Before you know it, the cold and flu season will be upon us again. Why not make your own medicinal tea now in preparation?
Echinacea (Purple Coneflower) is an effective immune booster that has been used for centuries in folk medicine. It’s effects are now backed by research – studies show that taking it at the first sign of a cold or flu can decrease the duration and intensity of the symptoms. It contains natural chemicals which increase white blood cell activity. It is also a beautiful perennial plant in the garden, attracting bees and butterflies all summer long.
How To Harvest Echinacea Roots
Autumn is the best time to harvest Echinacea roots. Wait until after the first frost and the tops have all gone to seed. Your plants should be at least three years old before you harvest any roots.
1. Carefully dig around the plant with a spade, gently prying it up to expose the roots. Some people harvest and use the whole root crown, ending the life of the plant. You can also harvest a few big roots and then replant it. According to Rodale’s Encyclopedia of Herbs, you can harvest the crown, cut all the roots off and replant it and it will come back.
2. What ever parts you decide to use, cut them off with a sharp knife or clippers.
3. Wash thoroughly and pat dry. If you took the whole crown, cut it up before washing to make sure all the soil wedged inside is flushed out. Cut into 1″ or smaller pieces.
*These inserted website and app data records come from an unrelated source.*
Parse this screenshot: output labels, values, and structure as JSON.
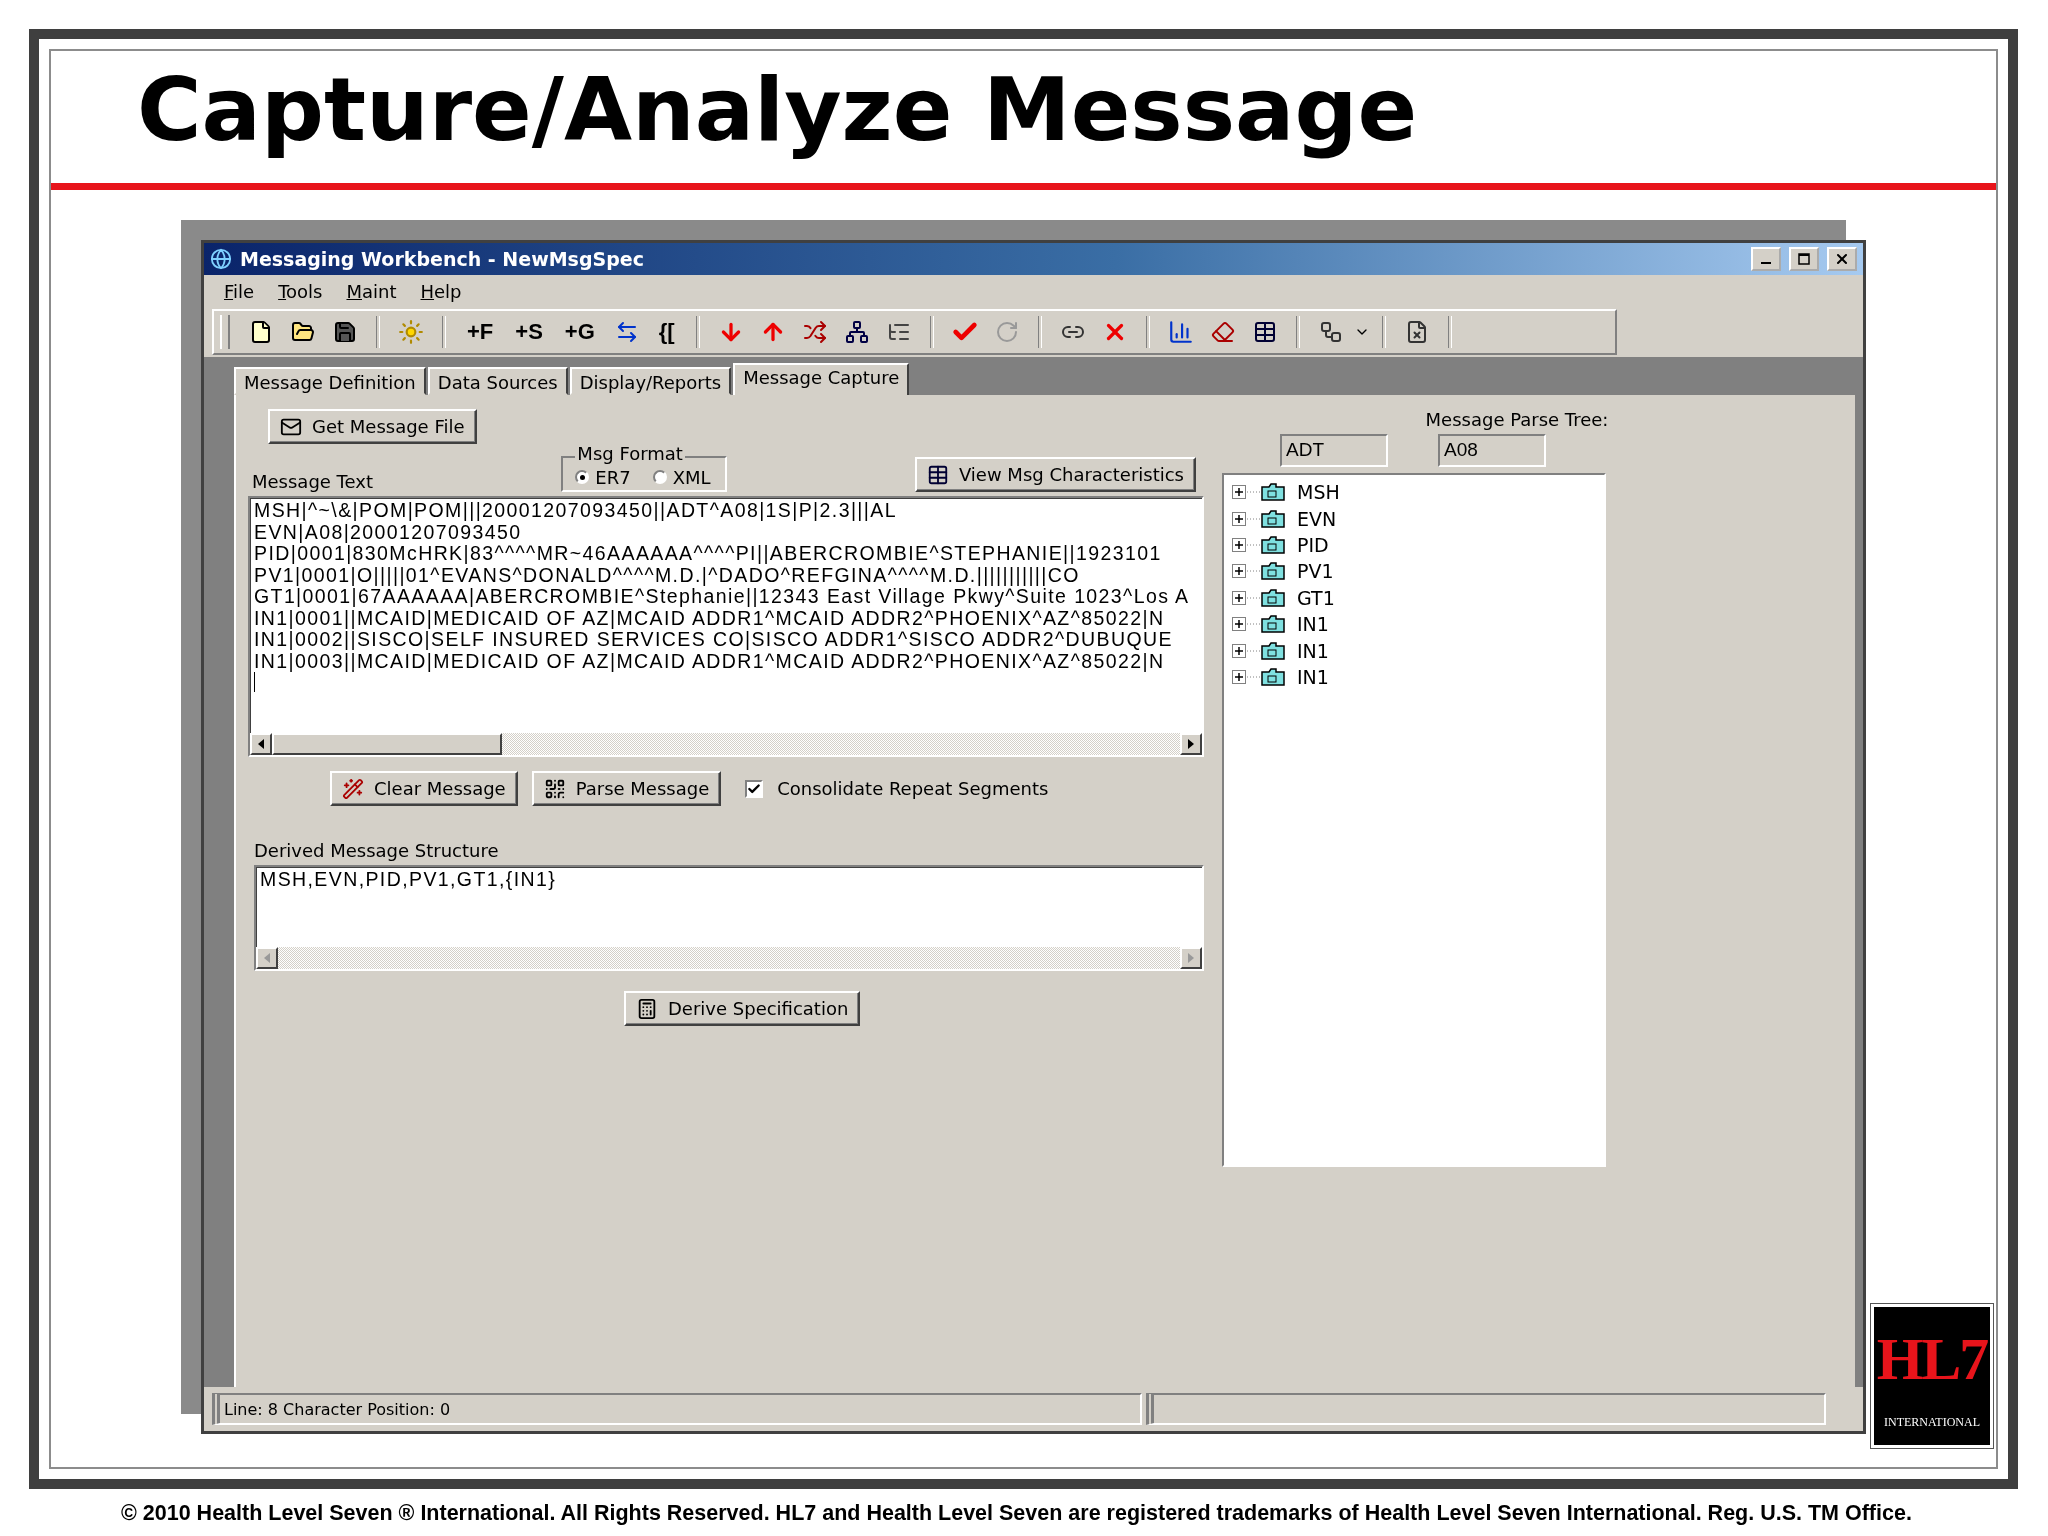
{
  "slide": {
    "title": "Capture/Analyze Message",
    "footer": "© 2010 Health Level Seven ® International. All Rights Reserved. HL7 and Health Level Seven are registered trademarks of Health Level Seven International. Reg. U.S. TM Office."
  },
  "logo": {
    "letters": "HL7",
    "caption": "INTERNATIONAL"
  },
  "window": {
    "title": "Messaging Workbench - NewMsgSpec"
  },
  "menu": [
    "File",
    "Tools",
    "Maint",
    "Help"
  ],
  "toolbar_text": [
    "+F",
    "+S",
    "+G",
    "{["
  ],
  "tabs": [
    {
      "label": "Message Definition",
      "selected": false
    },
    {
      "label": "Data Sources",
      "selected": false
    },
    {
      "label": "Display/Reports",
      "selected": false
    },
    {
      "label": "Message Capture",
      "selected": true
    }
  ],
  "get_message_file": "Get Message File",
  "msg_format": {
    "label": "Msg Format",
    "options": [
      {
        "label": "ER7",
        "selected": true
      },
      {
        "label": "XML",
        "selected": false
      }
    ]
  },
  "view_button": "View Msg Characteristics",
  "message_text": {
    "label": "Message Text",
    "lines": [
      "MSH|^~\\&|POM|POM|||20001207093450||ADT^A08|1S|P|2.3|||AL",
      "EVN|A08|20001207093450",
      "PID|0001|830McHRK|83^^^^MR~46AAAAAA^^^^PI||ABERCROMBIE^STEPHANIE||1923101",
      "PV1|0001|O|||||01^EVANS^DONALD^^^^M.D.|^DADO^REFGINA^^^^M.D.|||||||||||CO",
      "GT1|0001|67AAAAAA|ABERCROMBIE^Stephanie||12343 East Village Pkwy^Suite 1023^Los A",
      "IN1|0001||MCAID|MEDICAID OF AZ|MCAID ADDR1^MCAID ADDR2^PHOENIX^AZ^85022|N",
      "IN1|0002||SISCO|SELF INSURED SERVICES CO|SISCO ADDR1^SISCO ADDR2^DUBUQUE",
      "IN1|0003||MCAID|MEDICAID OF AZ|MCAID ADDR1^MCAID ADDR2^PHOENIX^AZ^85022|N"
    ]
  },
  "clear_button": "Clear Message",
  "parse_button": "Parse Message",
  "consolidate": {
    "label": "Consolidate Repeat Segments",
    "checked": true
  },
  "derived": {
    "label": "Derived Message Structure",
    "value": "MSH,EVN,PID,PV1,GT1,{IN1}"
  },
  "derive_button": "Derive Specification",
  "parse_tree": {
    "label": "Message Parse Tree:",
    "fields": [
      "ADT",
      "A08"
    ],
    "items": [
      {
        "label": "MSH",
        "expanded": false
      },
      {
        "label": "EVN",
        "expanded": false
      },
      {
        "label": "PID",
        "expanded": false
      },
      {
        "label": "PV1",
        "expanded": false
      },
      {
        "label": "GT1",
        "expanded": false
      },
      {
        "label": "IN1",
        "expanded": false
      },
      {
        "label": "IN1",
        "expanded": false
      },
      {
        "label": "IN1",
        "expanded": false
      }
    ]
  },
  "status_bar": {
    "panes": [
      "Line: 8 Character Position: 0"
    ]
  }
}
It is easier to cut fresh roots than dry. A tincture or decoction can be made now with the fresh roots or they can be dried for brewing as needed (decoctions are only potent for about 24 hours).
4. To dry lay the pieces out on a screen in a well-ventilated area away from direct sunlight. They may take several weeks.
5. When completely dry, store in a tightly covered glass jar in a cool, dark place. Remember to label it, including the date. The dried roots lose most of their potency after about a year.
Decoction (from the Latin decoquer – to boil down) is the method for brewing most medicine from roots, barks and seeds.
1. Combine 1/2 ounce of fresh or dried root, cut into small pieces, and approx. 3 cups of cold water in a saucepan.
2. Cover, bring to a boil slowly, then reduce heat and simmer for about 20 minutes.
3. Press the herb to release all the water soluble materials from the marc (remaining pulp). Allow to cool.
4. Strain. Add enough water to bring it back to 3 cups of liquid. Makes 3 servings.
5. Sweeten if desired and drink within 24 hours for best effectiveness.
Making medicine from plants you grew yourself is an empowering process and Echinacea tea is a good place to start.
Some of this information came from The Herbal Medicine Maker’s Handbook by James Green, Rodale’s Encyclopedia of Herbs, and GardenGuides.com